What is Gout? An Introduction to Gouty Arthritis (1 of 6)

What is Gout? An Introduction to Gouty Arthritis (1 of 6)


(light music) – Gout is an inflammatory
arthritis that develops as a result of high levels
of uric acid in the body. Uric acid is a waste material resulting from the breakdown of purines, which are part of all human tissue and are found in many foods,
especially those high in protein. If there is hyperuricemia, or what we call is too much uric acid in the blood, it means that uric acid is overly produced or not excreted in the body. This excess uric acid can
still accumulate, crystalize, and then deposit in certain joints, most commonly in the big toe, and this can lead to
attacks of inflammation. This inflammation causes
sudden, severe episodes of pain, tenderness, redness, warmth, and swelling in the affected joint, which can last for a
few days if untreated. The higher the level of uric acid, the greater the incidence of gout. Diagnosis entails having a
compatible clinical picture of acute joint swelling, demonstration of elevated
uric acid levels in the blood, and detection of uric acid crystals in affected joints through
joint aspiration or imaging. Why is a joint aspiration done for gout? A joint aspiration is a procedure that obtains fluid from the swollen joint. This fluid is then sent for analysis to look for uric acid crystals. This is confirmatory for gout and can help exclude other possible
causes for joint swelling, such as infection. At the same time, as fluid is removed, steroid can also be given
into the joint itself to resolve the attack of
swelling much more rapidly. Removal of fluid as
well relieves the joint. Are there risk factors for gout? The answer is yes. These are essentially risk factors or causes for elevated uric acid levels. The first one is diet. Eating foods high in purine content, such as high-fructose corn
syrup containing foods, game meats, seafood, and alcohol, can increase uric acid
levels and lead to gout. Gender and age is another risk factor. Men tend to have higher uric acid levels and develop gout at a
earlier age than women. Women tend to develop
gout after menopause, due to the protective effect of estrogen. Ethnicity and family history
are also other risk factors. Studies have shown that
hyperuricemia is highly hereditable and if family members have gout, you’re more likely to develop it. Obesity and other medical
comorbidities are risk factors. Medical conditions like high cholesterol, high blood pressure, diabetes, and kidney issues, tend to accompany gout. These conditions can all increase the risk of high uric acid levels, as well as have a tendency to decrease the clearance of uric
acid through the kidneys. Medications are another culprit. Several drugs have been
implicated to increase uric acid. The most common examples are water pills or what they call are
diuretics, baby aspirin, chemotherapeutic drugs,
and immunosuppressants, such as those used for organ transplant. We hope this information gives
you a better overview of gout and in turn can help you be an
active and involved patient. Gout is a disease that is in large part preventable and manageable. You can be an important part of this. This disease is within your control.

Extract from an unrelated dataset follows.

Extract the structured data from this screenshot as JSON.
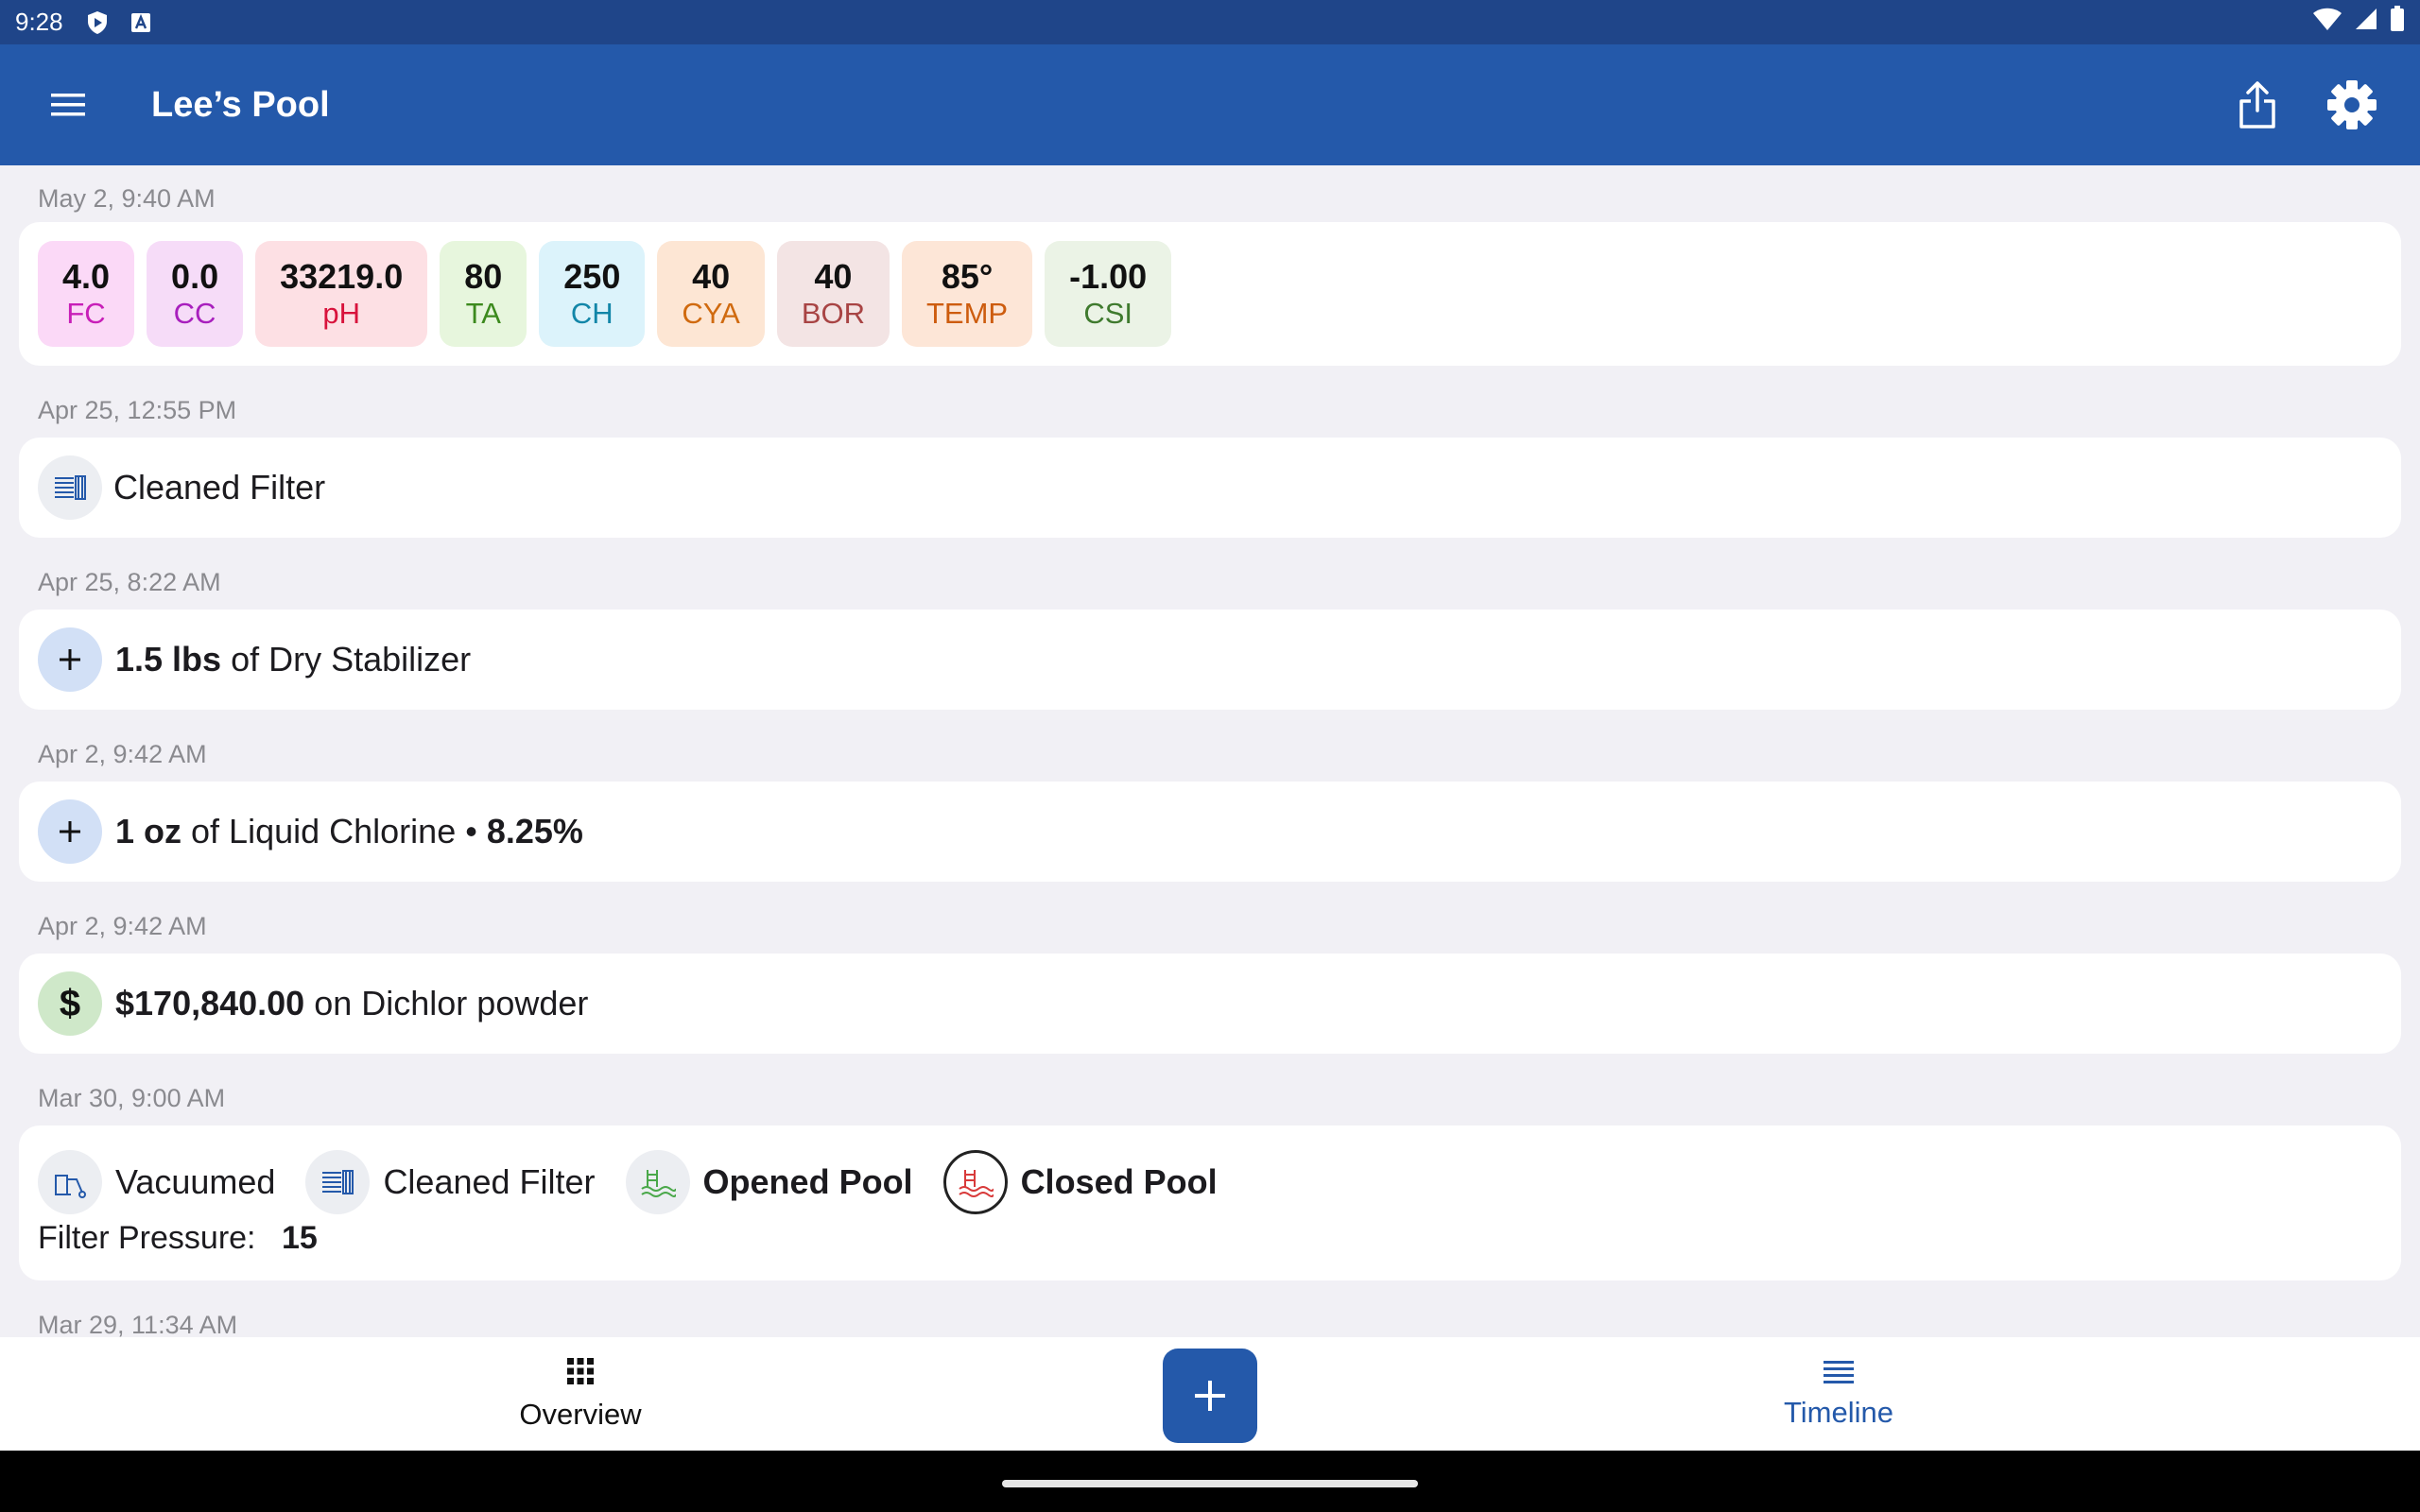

1 Comment

Leave a Reply

Your email address will not be published. Required fields are marked *